Keynote Lectures

Challenges and Opportunities of Meeting Industry Needs

Monday, August 19, 1996, 9:30-10:20am
Crystal Cove Auditorium

Gerry Rescigno
Black & Decker Corp


Black & Decker is well known as new products company and has been working to become world class in speed, quality and cost of getting new products to market. One of the limitations has been the integration of all the hardware and software tools towards accomplishing speed, optimization and design automation. In this talk, we will explore the challenges and opprotunities of becoming world class in producing new products for the marketplace.


Mr. Rescigno received his BS in Physics from St. Joseph's Univ. in 1962 and MS in Physics from Drexell Univ. in 1968. He has been with Black & Decker for 32 years and over the last 26 years has been involved in analysis, simulation and systems simulation. He is currently an Engineering manager at Black & Decker and is in charge of the Black & Decker's program in Analysis and Reliability. He also serves on the Advisory Board to Engineering Research Center and Mechanical Engineering Department of the University of Maryland.

Continuum for Intelligent Machine Operation

Tuesday, August 20, 1996, 9:30-10:20am
Crystal Cove Auditorium

Dr. Delbert Tesar
Carol Cockrell Curran Chair for Engineering
University of Texas, Austin.


The field of machines is on the verge of a revolution in the level of intelligence which will become possible during the next decade. The whole is a continuum from enhanced performance (precision, quality, speed), reconfigurability for fault tolerance and rapid product change over, to condition based maintenance (to predict and reduce life cycle costs). This continuum can represent an organizing paradigm for a whole new level of excitement in the field, convince young people of its merits for their personal commitment, and warrant major national investment to put U. S. industry in an international leadership position.


Professor Tesar is Director of the Robotics Research Group at the University of Texas at Austin, which occupies a 16,000 square feet laboratory using $3,500,000 of research equipment, performs $1,800,000 of annual funded research with 32 graduate students and a staff of 7 supported by DOE, DARPA, NASA, JSC and the State of Texas. His research concentrates on the design, operation and integration of robotic systems for use in space, manufacturing plants, battlefield operations, nuclear facility maintenance and decomissioning, and micro-surgery. He has over 140 publications, has contributed over 50 position papers and 100 reports on all aspects of robotics and machine design.

Automotive Information Integrated Engineering

Wednesday, August 21, 1996, 9:30-10:20am
Crystal Cove Auditorium

Dr. William F. Powers
Vice President-Research
Ford Motor Company
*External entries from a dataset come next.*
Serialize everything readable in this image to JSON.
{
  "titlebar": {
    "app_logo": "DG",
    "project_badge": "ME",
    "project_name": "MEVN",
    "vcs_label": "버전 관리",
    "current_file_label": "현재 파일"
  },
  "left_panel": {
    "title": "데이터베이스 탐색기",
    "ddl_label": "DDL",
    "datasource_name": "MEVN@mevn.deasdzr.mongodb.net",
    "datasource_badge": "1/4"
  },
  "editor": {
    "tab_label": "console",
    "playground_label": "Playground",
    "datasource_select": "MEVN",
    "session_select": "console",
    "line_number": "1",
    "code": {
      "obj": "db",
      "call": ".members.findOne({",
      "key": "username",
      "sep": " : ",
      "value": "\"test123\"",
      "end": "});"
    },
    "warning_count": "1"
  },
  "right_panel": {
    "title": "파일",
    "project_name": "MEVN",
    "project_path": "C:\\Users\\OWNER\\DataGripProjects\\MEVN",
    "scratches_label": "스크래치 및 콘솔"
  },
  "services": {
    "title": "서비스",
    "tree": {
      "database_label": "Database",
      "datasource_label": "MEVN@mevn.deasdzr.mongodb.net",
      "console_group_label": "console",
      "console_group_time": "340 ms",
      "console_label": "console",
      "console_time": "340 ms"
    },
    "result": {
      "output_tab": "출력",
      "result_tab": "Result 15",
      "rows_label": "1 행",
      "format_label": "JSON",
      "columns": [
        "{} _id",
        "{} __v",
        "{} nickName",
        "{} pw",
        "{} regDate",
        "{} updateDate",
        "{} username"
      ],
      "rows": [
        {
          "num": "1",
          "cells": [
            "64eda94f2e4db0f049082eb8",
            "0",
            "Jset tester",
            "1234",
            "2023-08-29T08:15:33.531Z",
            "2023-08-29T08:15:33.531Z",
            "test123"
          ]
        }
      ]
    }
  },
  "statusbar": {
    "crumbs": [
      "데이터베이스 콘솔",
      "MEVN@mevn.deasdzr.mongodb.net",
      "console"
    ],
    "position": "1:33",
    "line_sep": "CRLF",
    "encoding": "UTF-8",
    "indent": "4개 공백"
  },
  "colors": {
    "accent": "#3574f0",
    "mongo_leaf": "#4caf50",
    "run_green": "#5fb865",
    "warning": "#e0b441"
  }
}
Global automotive companies are relying increasingly upon integrated computer and communications technology to deal with a rapidly changing global marketplace. The major business drivers are product development speed and efficiency, emerging markets, and technology. Utilizing the typical automotive business timeline, examples will be presented to illustrate the application and integration of emerging information technologies to the total automotive business.


William F. Powers has been with the Ford Motor Company since 1979. On Febraury 1, 1996 he was elected Vice President- Research. Prior positions at Ford include: Program Manager for the Lincoln Mark VIII and Executive Director of Information Technology. Prior to joining Ford, he was a Professor of Aerospace Engineering and Computer, Information and Control Engineering at the University of Michigan from 1968-80, and a consultant on the Space Shuttle Program from 1970-79. He received his B.S. in Aerospace Engineering in 1963 from the University of Florida, and his Ph.D. in Engineering Mechanics in 1968 from the University of Texas at Austin. He is a member of the National Academy of Engineering, a foreign member of the Royal Swedish Academy of Engineering Sciences, and IEEE Fellow, and serves on numerous government, university, and professional society committees.